I also must mention that there is such a wild array of characters in each of the stories that I was truly obsessed with them all. Some are captivating, some are disturbing, a couple are amusing, and then a handful were downright terrifying. Some of them were all of the above.

They’re also written so well that I felt like I knew them, but the truth is, most of them were so strange and unique that I couldn’t fully relate them to anyone that I’ve ever known. While this could sound like it could be a bad thing, I promise you that it is not. The character’s individuality and uniqueness managed to make the story a one of a kind thrilling and terrifying tale.

There are moments of this book that are truly frightening, as you can imagine, but there are some disturbing moments that I never would’ve seen coming. So, be forewarned that this is not for the weak of heart or faint of stomach, but also do know that is is fairly tasteful and not extremely descriptive or gruesome solely for shock’s sake, which is an important distinction in my opinion.

I finished this book in two days, and couldn’t stop thinking about it for another two weeks.

Every time I picked up a new book, I kept thinking about how I already wanted to re-read The Devil of Nanking. It’s going to be a long time until I find something that lives up to this one.

I loved it.

My Rating: ★★★★★

Please let me know your thoughts!

Did you read this? D

o you know of something similar?

Did you learn about the Nanking Massacre or Unit 731 when you were in high shcool?

I’m dying to hear from you!

xoxo,

Ande

6 thoughts on “The Devil of Nanking | Mo Hayder | Book Review”

  1. Great review! I did know about this part of history though not from school. I lived in Asia as a kid plus my dad is a huge history buff. I agree that it should be covered in history classes but there is a lot that Japan did that is unknown in the West. Iris Chang wrote a non-fiction book called The Rape of Nanking that is very good.

    Liked by 1 person

    1. Thank you! I am definitely going to check that book out! It’s hard to believe some of the things that happened on that side of the world, because like you said… It’s just unknown to the west! I am looking forward to learning more though.
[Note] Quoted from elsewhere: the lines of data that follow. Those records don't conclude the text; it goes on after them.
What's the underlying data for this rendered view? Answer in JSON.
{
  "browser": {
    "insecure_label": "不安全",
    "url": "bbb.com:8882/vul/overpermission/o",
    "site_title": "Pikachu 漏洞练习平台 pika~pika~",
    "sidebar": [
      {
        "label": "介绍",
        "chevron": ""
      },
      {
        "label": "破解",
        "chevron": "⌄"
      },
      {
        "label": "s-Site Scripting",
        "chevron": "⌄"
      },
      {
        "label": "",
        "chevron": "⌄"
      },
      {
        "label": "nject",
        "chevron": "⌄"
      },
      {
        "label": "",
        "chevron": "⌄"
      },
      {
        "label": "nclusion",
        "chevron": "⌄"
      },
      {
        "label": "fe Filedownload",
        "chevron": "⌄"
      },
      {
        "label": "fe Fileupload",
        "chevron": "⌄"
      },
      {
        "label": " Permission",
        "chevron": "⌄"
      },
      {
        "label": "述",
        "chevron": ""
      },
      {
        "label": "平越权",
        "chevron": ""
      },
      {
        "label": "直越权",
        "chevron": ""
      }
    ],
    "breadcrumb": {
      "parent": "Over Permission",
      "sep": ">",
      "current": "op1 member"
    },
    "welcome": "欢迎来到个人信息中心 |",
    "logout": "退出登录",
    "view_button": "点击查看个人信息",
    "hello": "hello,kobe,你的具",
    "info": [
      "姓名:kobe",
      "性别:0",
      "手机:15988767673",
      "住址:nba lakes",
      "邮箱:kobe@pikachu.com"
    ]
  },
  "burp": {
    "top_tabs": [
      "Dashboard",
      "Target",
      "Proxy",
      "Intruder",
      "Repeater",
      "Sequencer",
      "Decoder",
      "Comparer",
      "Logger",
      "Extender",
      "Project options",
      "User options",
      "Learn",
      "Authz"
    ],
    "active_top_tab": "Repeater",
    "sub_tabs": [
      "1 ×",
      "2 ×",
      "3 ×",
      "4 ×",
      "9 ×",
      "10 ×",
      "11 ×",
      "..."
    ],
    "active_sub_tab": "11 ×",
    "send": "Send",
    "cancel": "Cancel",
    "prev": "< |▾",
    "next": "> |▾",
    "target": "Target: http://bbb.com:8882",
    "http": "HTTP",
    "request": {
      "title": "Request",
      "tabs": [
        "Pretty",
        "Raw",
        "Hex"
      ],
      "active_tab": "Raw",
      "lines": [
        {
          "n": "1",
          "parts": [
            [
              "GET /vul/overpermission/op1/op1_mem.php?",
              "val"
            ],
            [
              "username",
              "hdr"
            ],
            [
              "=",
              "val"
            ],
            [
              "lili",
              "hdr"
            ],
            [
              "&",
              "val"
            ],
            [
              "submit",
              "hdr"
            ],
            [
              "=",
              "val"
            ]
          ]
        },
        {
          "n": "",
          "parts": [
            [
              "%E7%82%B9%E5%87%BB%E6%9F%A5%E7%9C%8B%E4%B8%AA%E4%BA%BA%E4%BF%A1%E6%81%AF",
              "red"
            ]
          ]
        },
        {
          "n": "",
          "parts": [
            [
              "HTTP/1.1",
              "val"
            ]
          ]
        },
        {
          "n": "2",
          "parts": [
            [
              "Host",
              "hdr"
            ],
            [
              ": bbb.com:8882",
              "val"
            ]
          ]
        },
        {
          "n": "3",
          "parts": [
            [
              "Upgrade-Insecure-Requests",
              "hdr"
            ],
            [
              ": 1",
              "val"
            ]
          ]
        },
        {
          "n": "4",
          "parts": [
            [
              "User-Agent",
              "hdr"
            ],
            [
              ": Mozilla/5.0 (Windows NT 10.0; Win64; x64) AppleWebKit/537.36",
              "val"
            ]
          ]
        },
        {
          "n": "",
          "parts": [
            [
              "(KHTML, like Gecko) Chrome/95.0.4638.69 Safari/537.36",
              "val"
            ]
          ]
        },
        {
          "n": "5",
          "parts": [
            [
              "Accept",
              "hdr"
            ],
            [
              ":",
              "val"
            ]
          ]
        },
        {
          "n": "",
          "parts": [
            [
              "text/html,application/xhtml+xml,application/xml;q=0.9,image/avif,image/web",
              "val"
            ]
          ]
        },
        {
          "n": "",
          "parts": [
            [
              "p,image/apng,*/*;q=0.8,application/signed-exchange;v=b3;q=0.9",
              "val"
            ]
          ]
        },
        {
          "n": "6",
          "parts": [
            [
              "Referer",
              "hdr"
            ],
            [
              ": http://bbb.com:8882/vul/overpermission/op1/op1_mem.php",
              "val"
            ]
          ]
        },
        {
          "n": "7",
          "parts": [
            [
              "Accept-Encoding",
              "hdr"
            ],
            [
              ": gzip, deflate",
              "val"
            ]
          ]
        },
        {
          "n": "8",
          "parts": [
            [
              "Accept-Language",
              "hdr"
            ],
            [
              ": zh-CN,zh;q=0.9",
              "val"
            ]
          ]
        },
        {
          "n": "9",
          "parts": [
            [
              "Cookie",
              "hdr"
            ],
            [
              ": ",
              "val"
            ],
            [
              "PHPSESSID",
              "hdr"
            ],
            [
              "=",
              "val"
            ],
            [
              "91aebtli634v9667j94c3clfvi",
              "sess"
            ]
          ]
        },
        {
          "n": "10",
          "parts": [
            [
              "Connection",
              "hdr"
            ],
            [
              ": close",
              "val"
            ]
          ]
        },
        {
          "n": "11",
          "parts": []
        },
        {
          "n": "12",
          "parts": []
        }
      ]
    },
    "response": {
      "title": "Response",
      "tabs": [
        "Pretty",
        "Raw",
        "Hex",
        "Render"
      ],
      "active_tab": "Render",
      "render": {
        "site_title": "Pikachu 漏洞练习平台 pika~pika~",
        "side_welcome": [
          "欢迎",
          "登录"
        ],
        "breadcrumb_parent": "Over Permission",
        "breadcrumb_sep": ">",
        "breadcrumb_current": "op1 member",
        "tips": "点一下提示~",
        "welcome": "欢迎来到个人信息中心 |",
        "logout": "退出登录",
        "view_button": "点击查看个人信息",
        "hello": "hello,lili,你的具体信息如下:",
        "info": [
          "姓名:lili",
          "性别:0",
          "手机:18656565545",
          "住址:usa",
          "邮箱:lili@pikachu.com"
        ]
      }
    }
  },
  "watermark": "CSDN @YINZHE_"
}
      Liked by 1 person

  2. I hate to admit my forays into history were mainly Eurocentric, except the few times my Dad told me about his small role as a draftee in World War II. It was much later when loose chapters of that traumatic experience hit my desk (don’t ask). My Army unit participated in the Boxer Rebellion and still bears the pidgin English motto “Can Do.” Thanks for bringing this up. I’ll read up on it.

    Liked by 1 person

Leave a Reply

Fill in your details below or click an icon to log in:

WordPress.com Logo

You are commenting using your WordPress.com account. Log Out /  Change )

Google photo

You are commenting using your Google account. Log Out /  Change )

Twitter picture

You are commenting using your Twitter account. Log Out /  Change )

Facebook photo

You are commenting using your Facebook account. Log Out /  Change )

Connecting to %s